Task to complete:
The full listing is to be returned exactly as given, but without pictures.

The data:
::::

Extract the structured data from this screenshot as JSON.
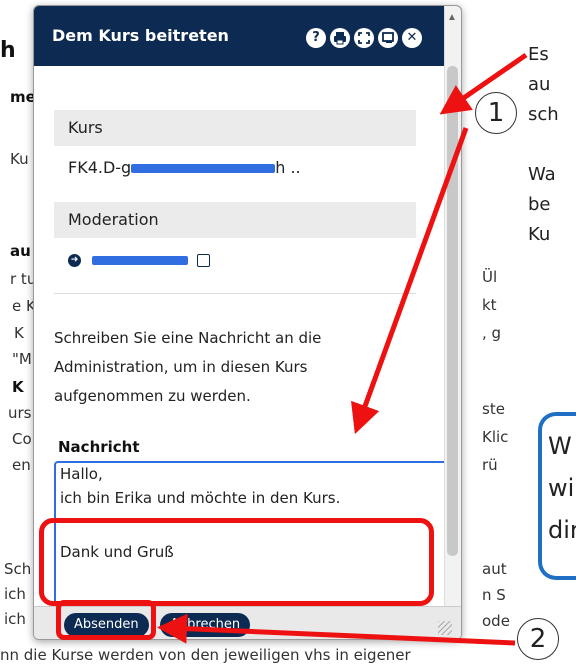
{
  "background": {
    "left_fragments": [
      "h",
      "me",
      "Ku",
      "au",
      "r tu",
      "e K",
      "K",
      "\"M",
      "K",
      "urs",
      "Co",
      "en",
      "Sch",
      "ich",
      "ich"
    ],
    "right_fragments": [
      "Ül",
      "kt",
      ", g",
      "ste",
      "Klic",
      "rü",
      "aut",
      "n S",
      "ode"
    ],
    "bottom_line": "nn die Kurse werden von den jeweiligen vhs in eigener"
  },
  "annotations": {
    "right_lines_1": [
      "Es",
      "au",
      "sch"
    ],
    "right_lines_2": [
      "Wa",
      "be",
      "Ku"
    ],
    "blue_box_lines": [
      "W",
      "wi",
      "dir"
    ],
    "step1": "1",
    "step2": "2"
  },
  "dialog": {
    "title": "Dem Kurs beitreten",
    "header_icons": [
      "help-icon",
      "print-icon",
      "fullscreen-icon",
      "minimize-icon",
      "close-icon"
    ],
    "fields": {
      "kurs_label": "Kurs",
      "kurs_value": "FK4.D-g",
      "kurs_value_suffix": "h ..",
      "moderation_label": "Moderation"
    },
    "instruction": "Schreiben Sie eine Nachricht an die Administration, um in diesen Kurs aufgenommen zu werden.",
    "message_label": "Nachricht",
    "message_lines": [
      "Hallo,",
      "ich bin Erika und möchte in den Kurs.",
      "",
      "Dank und Gruß"
    ],
    "buttons": {
      "send": "Absenden",
      "cancel": "Abbrechen"
    }
  },
  "colors": {
    "header": "#0d2a52",
    "accent_red": "#e11111",
    "accent_blue": "#1f6fc5",
    "redaction": "#2f6de0"
  }
}
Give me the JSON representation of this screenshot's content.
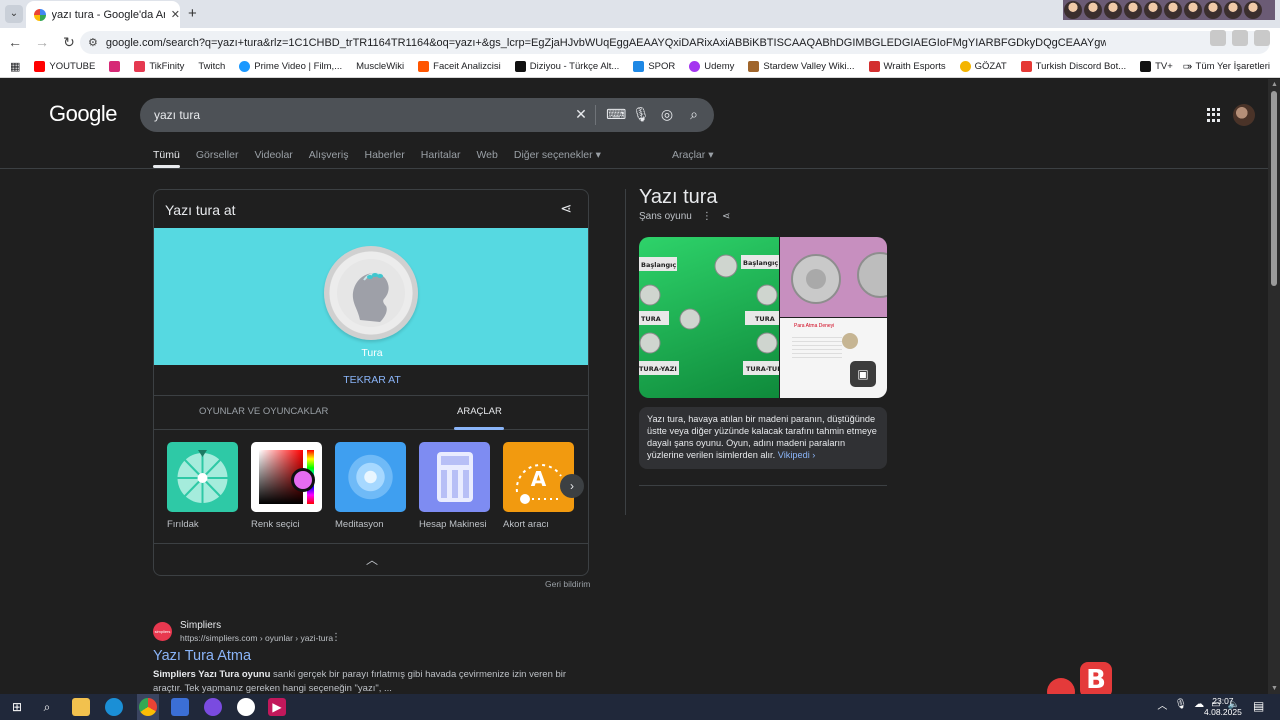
{
  "browser": {
    "tab_title": "yazı tura - Google'da Ara",
    "url": "google.com/search?q=yazı+tura&rlz=1C1CHBD_trTR1164TR1164&oq=yazı+&gs_lcrp=EgZjaHJvbWUqEggAEAAYQxiDARixAxiABBiKBTISCAAQABhDGIMBGLEDGIAEGIoFMgYIARBFGDkyDQgCEAAYgwEYsQMYgAQyDQgDEAAYgwEYsQMYgAQyDQgEEAAYgwEYsQMYg...",
    "bookmarks": [
      "YOUTUBE",
      "TikFinity",
      "Twitch",
      "Prime Video | Film,...",
      "MuscleWiki",
      "Faceit Analizcisi",
      "Diziyou - Türkçe Alt...",
      "SPOR",
      "Udemy",
      "Stardew Valley Wiki...",
      "Wraith Esports",
      "GÖZAT",
      "Turkish Discord Bot...",
      "TV+"
    ],
    "bookmarks_more": "»",
    "all_bookmarks": "Tüm Yer İşaretleri"
  },
  "search": {
    "logo": "Google",
    "query": "yazı tura",
    "tabs": [
      "Tümü",
      "Görseller",
      "Videolar",
      "Alışveriş",
      "Haberler",
      "Haritalar",
      "Web",
      "Diğer seçenekler"
    ],
    "tools": "Araçlar"
  },
  "coin_flip": {
    "title": "Yazı tura at",
    "result": "Tura",
    "flip_again": "TEKRAR AT",
    "tab_games": "OYUNLAR VE OYUNCAKLAR",
    "tab_tools": "ARAÇLAR",
    "tools": [
      {
        "label": "Fırıldak"
      },
      {
        "label": "Renk seçici"
      },
      {
        "label": "Meditasyon"
      },
      {
        "label": "Hesap Makinesi"
      },
      {
        "label": "Akort aracı"
      }
    ],
    "feedback": "Geri bildirim"
  },
  "result": {
    "site_name": "Simpliers",
    "site_url": "https://simpliers.com › oyunlar › yazi-tura",
    "title": "Yazı Tura Atma",
    "snippet_bold": "Simpliers Yazı Tura oyunu",
    "snippet_rest": " sanki gerçek bir parayı fırlatmış gibi havada çevirmenize izin veren bir araçtır. Tek yapmanız gereken hangi seçeneğin \"yazı\", ..."
  },
  "knowledge_panel": {
    "title": "Yazı tura",
    "subtitle": "Şans oyunu",
    "description": "Yazı tura, havaya atılan bir madeni paranın, düştüğünde üstte veya diğer yüzünde kalacak tarafını tahmin etmeye dayalı şans oyunu. Oyun, adını madeni paraların yüzlerine verilen isimlerden alır.",
    "wiki_link": "Vikipedi ›",
    "diagram_labels": [
      "Başlangıç",
      "Başlangıç",
      "TURA",
      "TURA",
      "TURA-YAZI",
      "TURA-TURA"
    ],
    "experiment_label": "Para Atma Deneyi"
  },
  "taskbar": {
    "time": "23:07",
    "date": "4.08.2025"
  },
  "colors": {
    "page_bg": "#1f1f1f",
    "coin_stage": "#56d9e1",
    "link": "#8ab4f8"
  }
}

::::

Written solution:
Extract the structured data from this screenshot as JSON.
{
  "background": {
    "left_fragments": [
      "h",
      "me",
      "Ku",
      "au",
      "r tu",
      "e K",
      "K",
      "\"M",
      "K",
      "urs",
      "Co",
      "en",
      "Sch",
      "ich",
      "ich"
    ],
    "right_fragments": [
      "Ül",
      "kt",
      ", g",
      "ste",
      "Klic",
      "rü",
      "aut",
      "n S",
      "ode"
    ],
    "bottom_line": "nn die Kurse werden von den jeweiligen vhs in eigener"
  },
  "annotations": {
    "right_lines_1": [
      "Es",
      "au",
      "sch"
    ],
    "right_lines_2": [
      "Wa",
      "be",
      "Ku"
    ],
    "blue_box_lines": [
      "W",
      "wi",
      "dir"
    ],
    "step1": "1",
    "step2": "2"
  },
  "dialog": {
    "title": "Dem Kurs beitreten",
    "header_icons": [
      "help-icon",
      "print-icon",
      "fullscreen-icon",
      "minimize-icon",
      "close-icon"
    ],
    "fields": {
      "kurs_label": "Kurs",
      "kurs_value": "FK4.D-g",
      "kurs_value_suffix": "h ..",
      "moderation_label": "Moderation"
    },
    "instruction": "Schreiben Sie eine Nachricht an die Administration, um in diesen Kurs aufgenommen zu werden.",
    "message_label": "Nachricht",
    "message_lines": [
      "Hallo,",
      "ich bin Erika und möchte in den Kurs.",
      "",
      "Dank und Gruß"
    ],
    "buttons": {
      "send": "Absenden",
      "cancel": "Abbrechen"
    }
  },
  "colors": {
    "header": "#0d2a52",
    "accent_red": "#e11111",
    "accent_blue": "#1f6fc5",
    "redaction": "#2f6de0"
  }
}
Give me the JSON representation of this screenshot's content.
{
  "browser": {
    "tab_title": "yazı tura - Google'da Ara",
    "url": "google.com/search?q=yazı+tura&rlz=1C1CHBD_trTR1164TR1164&oq=yazı+&gs_lcrp=EgZjaHJvbWUqEggAEAAYQxiDARixAxiABBiKBTISCAAQABhDGIMBGLEDGIAEGIoFMgYIARBFGDkyDQgCEAAYgwEYsQMYgAQyDQgDEAAYgwEYsQMYgAQyDQgEEAAYgwEYsQMYg...",
    "bookmarks": [
      "YOUTUBE",
      "TikFinity",
      "Twitch",
      "Prime Video | Film,...",
      "MuscleWiki",
      "Faceit Analizcisi",
      "Diziyou - Türkçe Alt...",
      "SPOR",
      "Udemy",
      "Stardew Valley Wiki...",
      "Wraith Esports",
      "GÖZAT",
      "Turkish Discord Bot...",
      "TV+"
    ],
    "bookmarks_more": "»",
    "all_bookmarks": "Tüm Yer İşaretleri"
  },
  "search": {
    "logo": "Google",
    "query": "yazı tura",
    "tabs": [
      "Tümü",
      "Görseller",
      "Videolar",
      "Alışveriş",
      "Haberler",
      "Haritalar",
      "Web",
      "Diğer seçenekler"
    ],
    "tools": "Araçlar"
  },
  "coin_flip": {
    "title": "Yazı tura at",
    "result": "Tura",
    "flip_again": "TEKRAR AT",
    "tab_games": "OYUNLAR VE OYUNCAKLAR",
    "tab_tools": "ARAÇLAR",
    "tools": [
      {
        "label": "Fırıldak"
      },
      {
        "label": "Renk seçici"
      },
      {
        "label": "Meditasyon"
      },
      {
        "label": "Hesap Makinesi"
      },
      {
        "label": "Akort aracı"
      }
    ],
    "feedback": "Geri bildirim"
  },
  "result": {
    "site_name": "Simpliers",
    "site_url": "https://simpliers.com › oyunlar › yazi-tura",
    "title": "Yazı Tura Atma",
    "snippet_bold": "Simpliers Yazı Tura oyunu",
    "snippet_rest": " sanki gerçek bir parayı fırlatmış gibi havada çevirmenize izin veren bir araçtır. Tek yapmanız gereken hangi seçeneğin \"yazı\", ..."
  },
  "knowledge_panel": {
    "title": "Yazı tura",
    "subtitle": "Şans oyunu",
    "description": "Yazı tura, havaya atılan bir madeni paranın, düştüğünde üstte veya diğer yüzünde kalacak tarafını tahmin etmeye dayalı şans oyunu. Oyun, adını madeni paraların yüzlerine verilen isimlerden alır.",
    "wiki_link": "Vikipedi ›",
    "diagram_labels": [
      "Başlangıç",
      "Başlangıç",
      "TURA",
      "TURA",
      "TURA-YAZI",
      "TURA-TURA"
    ],
    "experiment_label": "Para Atma Deneyi"
  },
  "taskbar": {
    "time": "23:07",
    "date": "4.08.2025"
  },
  "colors": {
    "page_bg": "#1f1f1f",
    "coin_stage": "#56d9e1",
    "link": "#8ab4f8"
  }
}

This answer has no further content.